Alikhan further pointed out that “We have a great cover of Procul Harum’s ’A Whiter Shade of Pale’ by Annie Lennox and also have a terrific cover of ‘Ain't No Sunshine’ a Bill Withers classic by Joan Osborne in our library. My wife really likes this version.”
Looney’s Tunes too
Craig Looney has a Live Show on Sundays at 6:30 pm appropriately called Looney’s Tunes
Looney remarked that “Cover songs are the topic and I think all of the ITG Radio DJ's are huge fans of them. I enjoy them so very much that I started a new regular segment on Looney's Tunes, Cover Me Up.
Each week I play an original track from an artist/band and go to great lengths to find an interesting cover version. The covers I most enjoy are versions that consider the original as a foundation and build it into something unique, respectful of the original, but distinct in their own interpretation.
I have found some great ones during my research, including Simon & Garfunkel's ‘Scarborough Fair’ covered by the band Sea Level, Simon & Garfunkel's ‘Sound Of Silence’ covered by the artist, Disturbed, Aerosmith's ‘Sweet Emotion’ covered by Leo Kottke and Mike Gordon and Johnny Cash's ‘Ring of Fire’ covered by Ruthie Foster”
Please visit our website insidethegatesradio.com for information about connecting options, download apps, live show schedules and station news. Send us an email to TGRadio@bigcanoepoa.org to express your questions, comments or suggestions.
* The subject person of this song is David Geffen...the braintrust and frontman of his record label, Asylum Records. The song is about the pressures the music industry puts on their artists. Geffen had some outstanding artists on his label and quite a few played on this song from 1974, with backing vocals to the original artist. Name the performer who released the song and extra credit for the name of the tune...
*Ben Orr was the bassist and vocalist of this band, but prior to joining them, he kicked around in the Cleveland, Ohio area with a band named The Grasshoppers. That band was pretty successful opening for The Beach Boys at times and had a loyal fan club. But, eventually, Orr met another artist who had dropped out of both Antioch College and Bowling Green University and they started this notable and successful band. Name the artist he met and the band they started together.
*When The Beatles established Apple Records, they didn't want it to be all Beatles...they wanted to sign other bands. This was one of the very first they signed. In fact, George Harrison played with them and even helped produce one of their first albums. Name the band...
*This 4-time Grammy Award winner and Rock and Roll Hall Of Fame inductee was raised a Quaker and spent eight childhood summers attending a Quaker camp in the Adirondack Mountains of New York State. Claiming those summers as 'life-changing' experiences, the artist developed all kinds of appreciation for nature, a love of music and social justice.

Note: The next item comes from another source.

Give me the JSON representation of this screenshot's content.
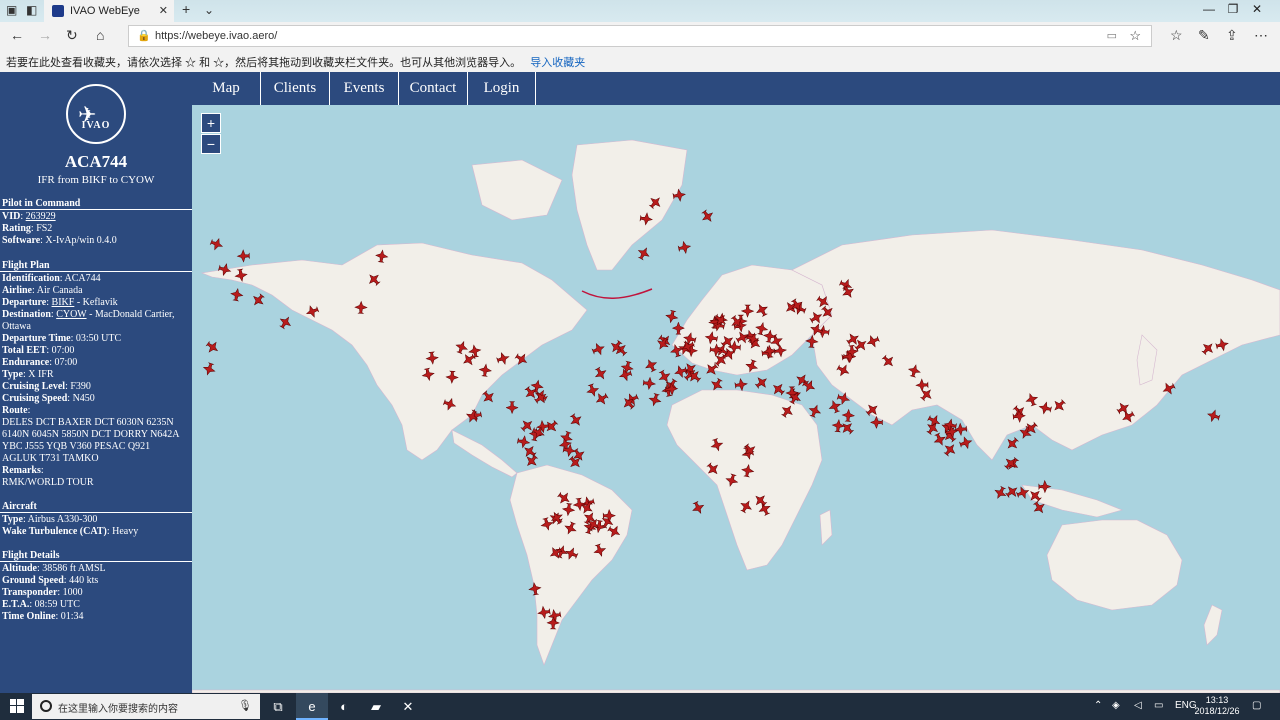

Name the artist...
Battle Of The Bands!
Undun by The Guess Who vs Blue Collar by Bachman – Turner Overdrive
1. Joni Mitchell, Free Man in Paris 2. Cars 3. Badfinger 4. Bonnie Raitt
Listeners chose The Guess Who with 57% of votes
I’m sure many listeners and other fans were elated by my Michigan State Spartans victory over the vaunted Michigan Wolverines in the Big House!